→ **WORK TO BE COMPLETED**
Please say how many lines in the records contain the word "Maximum", giving only the number.

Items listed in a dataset
━━━━

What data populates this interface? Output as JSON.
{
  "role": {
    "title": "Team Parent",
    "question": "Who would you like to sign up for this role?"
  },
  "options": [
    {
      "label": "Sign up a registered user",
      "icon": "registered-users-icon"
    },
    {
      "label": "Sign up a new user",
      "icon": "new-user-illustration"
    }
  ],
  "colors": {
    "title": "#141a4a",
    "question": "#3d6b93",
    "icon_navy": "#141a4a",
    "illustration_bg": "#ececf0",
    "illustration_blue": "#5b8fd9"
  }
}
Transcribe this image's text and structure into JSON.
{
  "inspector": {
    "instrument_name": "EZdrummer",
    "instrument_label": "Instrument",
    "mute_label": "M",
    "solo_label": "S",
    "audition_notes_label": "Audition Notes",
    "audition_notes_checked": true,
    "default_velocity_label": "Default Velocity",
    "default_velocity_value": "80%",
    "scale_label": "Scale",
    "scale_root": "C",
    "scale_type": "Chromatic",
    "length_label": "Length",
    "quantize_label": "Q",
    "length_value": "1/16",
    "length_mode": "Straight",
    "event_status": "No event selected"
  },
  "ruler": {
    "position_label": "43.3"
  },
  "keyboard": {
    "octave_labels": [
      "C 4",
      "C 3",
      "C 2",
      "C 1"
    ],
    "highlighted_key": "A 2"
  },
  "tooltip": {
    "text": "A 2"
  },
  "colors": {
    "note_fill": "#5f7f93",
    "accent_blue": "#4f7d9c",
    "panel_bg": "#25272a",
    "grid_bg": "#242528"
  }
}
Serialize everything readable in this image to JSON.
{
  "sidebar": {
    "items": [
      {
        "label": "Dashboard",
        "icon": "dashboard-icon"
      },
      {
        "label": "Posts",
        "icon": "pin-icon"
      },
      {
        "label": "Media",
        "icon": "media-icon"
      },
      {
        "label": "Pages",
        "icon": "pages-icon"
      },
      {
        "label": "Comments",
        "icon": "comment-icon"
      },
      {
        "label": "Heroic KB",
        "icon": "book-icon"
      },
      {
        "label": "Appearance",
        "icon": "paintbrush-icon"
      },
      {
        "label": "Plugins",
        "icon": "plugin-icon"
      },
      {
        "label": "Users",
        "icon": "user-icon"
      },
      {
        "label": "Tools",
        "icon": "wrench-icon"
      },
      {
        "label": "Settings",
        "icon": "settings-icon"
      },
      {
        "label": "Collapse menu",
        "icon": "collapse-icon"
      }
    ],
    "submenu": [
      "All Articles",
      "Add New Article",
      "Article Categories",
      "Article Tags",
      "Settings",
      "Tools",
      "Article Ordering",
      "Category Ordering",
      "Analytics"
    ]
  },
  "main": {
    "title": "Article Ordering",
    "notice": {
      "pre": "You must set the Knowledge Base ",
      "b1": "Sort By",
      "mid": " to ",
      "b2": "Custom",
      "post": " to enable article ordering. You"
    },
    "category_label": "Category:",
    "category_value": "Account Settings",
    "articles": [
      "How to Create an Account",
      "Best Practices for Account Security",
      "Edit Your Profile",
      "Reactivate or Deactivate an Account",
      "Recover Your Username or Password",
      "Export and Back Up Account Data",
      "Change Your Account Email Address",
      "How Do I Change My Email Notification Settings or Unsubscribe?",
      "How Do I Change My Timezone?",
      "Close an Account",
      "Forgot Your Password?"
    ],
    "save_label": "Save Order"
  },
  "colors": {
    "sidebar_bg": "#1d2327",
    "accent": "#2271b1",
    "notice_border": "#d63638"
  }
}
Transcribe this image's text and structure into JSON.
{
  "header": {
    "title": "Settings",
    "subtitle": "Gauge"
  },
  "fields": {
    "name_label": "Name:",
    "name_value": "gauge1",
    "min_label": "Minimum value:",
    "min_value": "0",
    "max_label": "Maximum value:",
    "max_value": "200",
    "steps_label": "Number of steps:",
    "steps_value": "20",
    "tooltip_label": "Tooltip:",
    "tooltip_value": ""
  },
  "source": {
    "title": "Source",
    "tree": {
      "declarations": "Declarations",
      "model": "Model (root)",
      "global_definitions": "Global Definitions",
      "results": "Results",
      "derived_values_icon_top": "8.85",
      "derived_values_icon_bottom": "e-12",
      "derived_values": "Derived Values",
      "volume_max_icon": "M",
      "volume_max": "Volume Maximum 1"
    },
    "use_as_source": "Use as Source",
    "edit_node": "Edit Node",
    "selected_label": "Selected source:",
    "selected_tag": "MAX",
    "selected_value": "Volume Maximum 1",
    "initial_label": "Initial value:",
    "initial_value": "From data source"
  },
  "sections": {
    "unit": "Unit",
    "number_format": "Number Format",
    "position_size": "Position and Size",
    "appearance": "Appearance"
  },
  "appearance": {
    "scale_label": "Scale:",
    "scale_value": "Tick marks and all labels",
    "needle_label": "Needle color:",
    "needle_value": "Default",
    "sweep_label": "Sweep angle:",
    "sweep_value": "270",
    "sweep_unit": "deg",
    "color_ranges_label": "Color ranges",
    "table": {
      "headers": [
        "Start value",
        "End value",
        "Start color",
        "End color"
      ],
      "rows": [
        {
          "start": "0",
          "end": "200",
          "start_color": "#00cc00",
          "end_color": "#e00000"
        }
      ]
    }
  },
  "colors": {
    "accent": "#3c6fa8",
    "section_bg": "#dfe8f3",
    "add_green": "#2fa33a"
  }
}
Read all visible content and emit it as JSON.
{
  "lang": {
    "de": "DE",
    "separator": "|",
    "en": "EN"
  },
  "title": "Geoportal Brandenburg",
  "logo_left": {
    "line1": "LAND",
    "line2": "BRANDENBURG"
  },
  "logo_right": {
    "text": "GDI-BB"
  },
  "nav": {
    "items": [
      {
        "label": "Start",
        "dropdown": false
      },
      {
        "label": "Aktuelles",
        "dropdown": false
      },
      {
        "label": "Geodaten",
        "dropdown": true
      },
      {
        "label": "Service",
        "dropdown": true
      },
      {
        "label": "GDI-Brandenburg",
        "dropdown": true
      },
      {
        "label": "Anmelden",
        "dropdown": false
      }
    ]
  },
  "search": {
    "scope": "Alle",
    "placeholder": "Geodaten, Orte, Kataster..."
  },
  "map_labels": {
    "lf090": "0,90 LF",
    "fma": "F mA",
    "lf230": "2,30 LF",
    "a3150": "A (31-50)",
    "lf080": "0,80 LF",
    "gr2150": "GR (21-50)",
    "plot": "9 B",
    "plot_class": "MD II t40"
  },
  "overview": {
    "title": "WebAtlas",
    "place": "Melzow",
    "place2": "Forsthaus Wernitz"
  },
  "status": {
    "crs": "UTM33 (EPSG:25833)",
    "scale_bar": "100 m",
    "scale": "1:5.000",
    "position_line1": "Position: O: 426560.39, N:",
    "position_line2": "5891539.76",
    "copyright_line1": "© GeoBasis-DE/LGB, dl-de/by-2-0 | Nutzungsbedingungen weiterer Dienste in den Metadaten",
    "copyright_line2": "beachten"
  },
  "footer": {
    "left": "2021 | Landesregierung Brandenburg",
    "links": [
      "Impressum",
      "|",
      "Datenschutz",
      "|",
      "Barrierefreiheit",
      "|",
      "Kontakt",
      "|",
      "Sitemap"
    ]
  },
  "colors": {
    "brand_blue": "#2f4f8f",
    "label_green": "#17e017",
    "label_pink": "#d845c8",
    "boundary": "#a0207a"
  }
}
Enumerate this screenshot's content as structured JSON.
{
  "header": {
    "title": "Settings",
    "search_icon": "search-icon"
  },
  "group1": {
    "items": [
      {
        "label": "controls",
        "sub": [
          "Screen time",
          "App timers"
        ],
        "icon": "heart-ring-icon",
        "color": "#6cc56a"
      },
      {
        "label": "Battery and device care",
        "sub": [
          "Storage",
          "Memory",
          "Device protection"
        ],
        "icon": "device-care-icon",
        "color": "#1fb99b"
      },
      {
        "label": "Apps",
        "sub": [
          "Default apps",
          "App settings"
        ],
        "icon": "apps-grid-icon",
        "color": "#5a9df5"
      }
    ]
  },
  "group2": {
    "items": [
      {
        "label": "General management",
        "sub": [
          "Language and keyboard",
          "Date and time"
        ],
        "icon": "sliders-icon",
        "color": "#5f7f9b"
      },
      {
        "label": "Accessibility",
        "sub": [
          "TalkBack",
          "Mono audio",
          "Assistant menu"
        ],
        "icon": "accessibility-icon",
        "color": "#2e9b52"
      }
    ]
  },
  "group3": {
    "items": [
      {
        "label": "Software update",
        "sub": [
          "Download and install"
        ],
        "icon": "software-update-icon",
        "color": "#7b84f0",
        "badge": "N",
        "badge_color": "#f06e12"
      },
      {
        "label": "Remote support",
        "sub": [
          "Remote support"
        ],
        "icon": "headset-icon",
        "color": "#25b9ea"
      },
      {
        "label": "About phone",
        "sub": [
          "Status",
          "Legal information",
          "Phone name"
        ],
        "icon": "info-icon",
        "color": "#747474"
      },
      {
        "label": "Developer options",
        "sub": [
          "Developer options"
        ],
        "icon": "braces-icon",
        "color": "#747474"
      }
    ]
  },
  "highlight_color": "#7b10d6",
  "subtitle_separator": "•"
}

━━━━

→ **RESPONSE**
3